The Chilling Adventures of Sabrina never really engages with race in any meaningful ways within the text of the show itself. Greendale is an American town with a diverse population that’s lived in the area since the country was first colonised by Europeans. The show gives you the sense people from all racial and ethnic backgrounds have peacefully coexisted in the town since its founding. While that makes for an idyllic concept, it reads as decidedly out of touch with reality when one considers how minority populations have actually been treated in the U.S. historically. Did the town’s black population endure slavery or Jim Crow? Who knows? All we’re ever told is that, in the past, mortals exterminated witches during the late 17th century right around the Salem witch trials and that’s...about it.

But while the show might not want to engage with ideas about the complexities of race, it’s impossible to watch it without them running in the back of one’s mind, especially when a black woman is being hanged on screen.
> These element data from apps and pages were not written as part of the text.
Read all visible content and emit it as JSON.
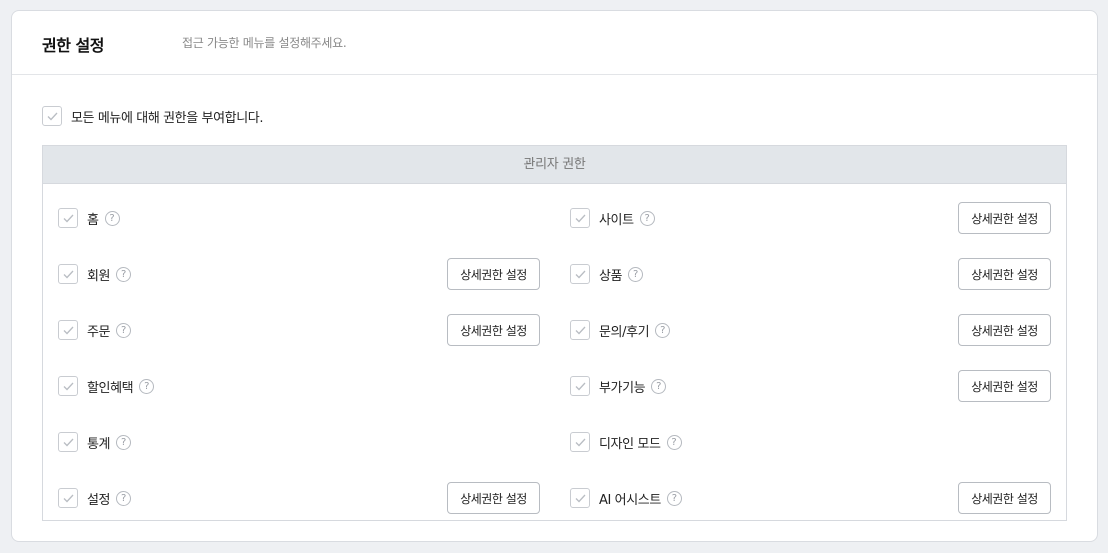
{
  "header": {
    "title": "권한 설정",
    "description": "접근 가능한 메뉴를 설정해주세요."
  },
  "all_menu": {
    "label": "모든 메뉴에 대해 권한을 부여합니다.",
    "checked": true
  },
  "admin_table": {
    "heading": "관리자 권한",
    "detail_button_label": "상세권한 설정",
    "help_glyph": "?",
    "left_column": [
      {
        "label": "홈",
        "has_detail": false,
        "checked": true
      },
      {
        "label": "회원",
        "has_detail": true,
        "checked": true
      },
      {
        "label": "주문",
        "has_detail": true,
        "checked": true
      },
      {
        "label": "할인혜택",
        "has_detail": false,
        "checked": true
      },
      {
        "label": "통계",
        "has_detail": false,
        "checked": true
      },
      {
        "label": "설정",
        "has_detail": true,
        "checked": true
      }
    ],
    "right_column": [
      {
        "label": "사이트",
        "has_detail": true,
        "checked": true
      },
      {
        "label": "상품",
        "has_detail": true,
        "checked": true
      },
      {
        "label": "문의/후기",
        "has_detail": true,
        "checked": true
      },
      {
        "label": "부가기능",
        "has_detail": true,
        "checked": true
      },
      {
        "label": "디자인 모드",
        "has_detail": false,
        "checked": true
      },
      {
        "label": "AI 어시스트",
        "has_detail": true,
        "checked": true
      }
    ]
  }
}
Even though it probably wasn’t the intention of the show’s production team to evoke the racist legacy of lynching, that’s precisely what it manages to do, both because of the scene itself and the way the show generally glosses over any kind of commentary about race. Other fantastical, genre shows like American Gods have tackled plots featuring the hanging of black characters, but what American Gods does that Sabrina fails to do, is to actually address the hangings and all of their real-world cultural significance. It communicates to the audience that the show understands how complicated and painful the history of the practice continues to be by having its characters actually acknowledge and react to the lynching itself and its racial implications. In not putting in that work, Sabrina’s hanging scene comes across is tone deaf at best and culturally ignorant at worse, especially considering that the moment is meant to be a turning point for Sabrina, who finally begins to assert herself as a confident witch at the Academy.

Just before the Weird Sisters are hanged, Sabrina urges them to stop their own plans to hang her by giving a speech about how the original witches of Greendale would be appalled to know that women like them – their descendants – might one day try to harm one another in a place where witches come together to learn about and hone their craft:
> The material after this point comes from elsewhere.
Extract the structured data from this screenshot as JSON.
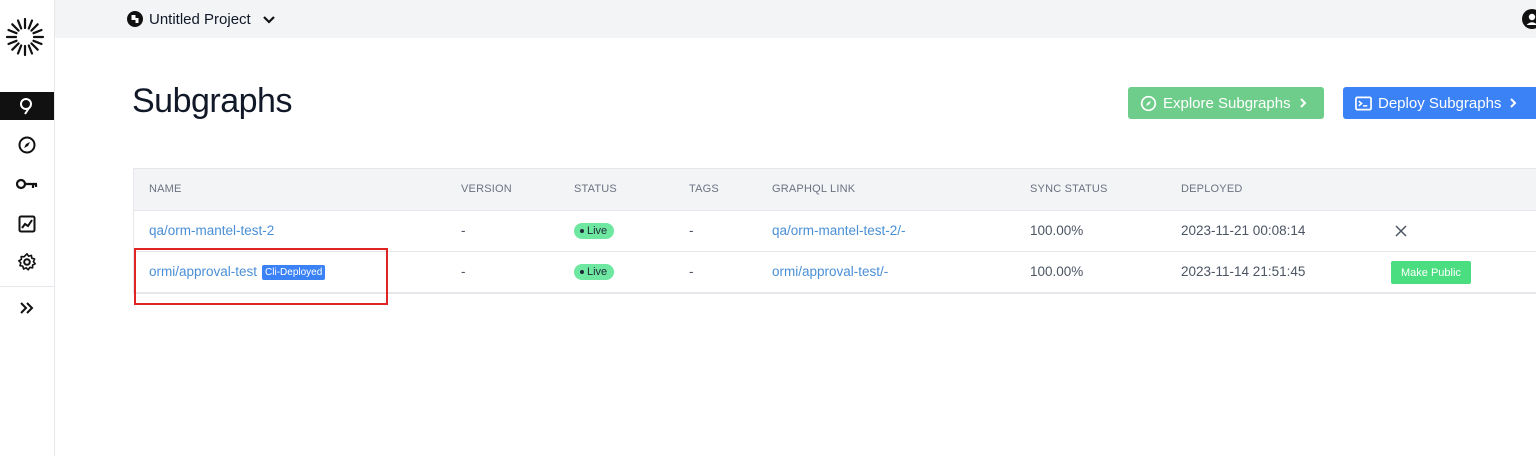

“13 witches were hanged here by witch hunters. Those women couldn’t possibly have imaged a place like the Academy – a school where witches would be safe. Even if they could, they’d never believe that the women inside its walls would turn on one another like this.”
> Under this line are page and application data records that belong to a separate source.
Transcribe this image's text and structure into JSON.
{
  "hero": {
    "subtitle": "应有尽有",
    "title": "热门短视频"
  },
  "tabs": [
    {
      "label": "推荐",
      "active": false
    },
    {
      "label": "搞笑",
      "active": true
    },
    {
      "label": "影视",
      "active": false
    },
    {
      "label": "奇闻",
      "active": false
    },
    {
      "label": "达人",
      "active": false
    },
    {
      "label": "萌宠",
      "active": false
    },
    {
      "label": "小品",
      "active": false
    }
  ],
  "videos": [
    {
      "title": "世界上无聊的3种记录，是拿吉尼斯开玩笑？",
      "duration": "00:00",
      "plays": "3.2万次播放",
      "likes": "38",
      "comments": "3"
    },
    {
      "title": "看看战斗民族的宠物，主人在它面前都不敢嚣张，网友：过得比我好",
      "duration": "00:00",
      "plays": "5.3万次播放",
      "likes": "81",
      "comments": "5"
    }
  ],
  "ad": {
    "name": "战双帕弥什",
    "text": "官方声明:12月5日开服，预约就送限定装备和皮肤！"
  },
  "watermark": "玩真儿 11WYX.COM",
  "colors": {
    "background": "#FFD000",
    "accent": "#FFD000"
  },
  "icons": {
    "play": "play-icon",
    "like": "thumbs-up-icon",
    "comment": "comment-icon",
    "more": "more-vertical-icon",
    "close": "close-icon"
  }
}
Message-wise, Sabrina’s speech is meant to be a kind of thesis statement about the show’s feminist ideals, but it rings somewhat hollow because of the way the show clumsily handles Sabrina’s retaliation. Ultimately, there’s no real reason the Weird Sisters had to be hanged and so one can’t help but wonder why Sabrina couldn’t think of literally any other way to fight back.

The lynching scene would have been more than enough to make The Chilling Adventures of Sabrina difficult to sit with all on its own, but Prudence’s character arc continues to be somewhat off-putting as the season continues. Later on, it’s revealed that she’s the illegitimate, abandoned daughter of Father Blackwood, the Church of Night’s High Priest (and Dean of the Academy), who happens to be a white man married to another black woman who isn’t Prudence’s mother. It’s a surprising plot point that recontextualises Prudence’s use of the slur “half-breed” to refer to Sabrina. Following the twist, their rivalry morphs into a story about a white woman seeking to unseat a multiracial, black woman from her social station – specifically by exposing the truth about her heritage. The term “half-breed” should be seen as quite loaded in this context.

It’s great that The Chilling Adventures of Sabrina went out of its way to make sure that characters of colour like Prudence play such integral parts in its larger plot. But it’s important to understand a show involving characters of colour should be fully aware of its use of racially charged imagery. These scenes from the first season should have been glaring red flags from the jump – and one can only hope that the show will be more mindful in its upcoming second season.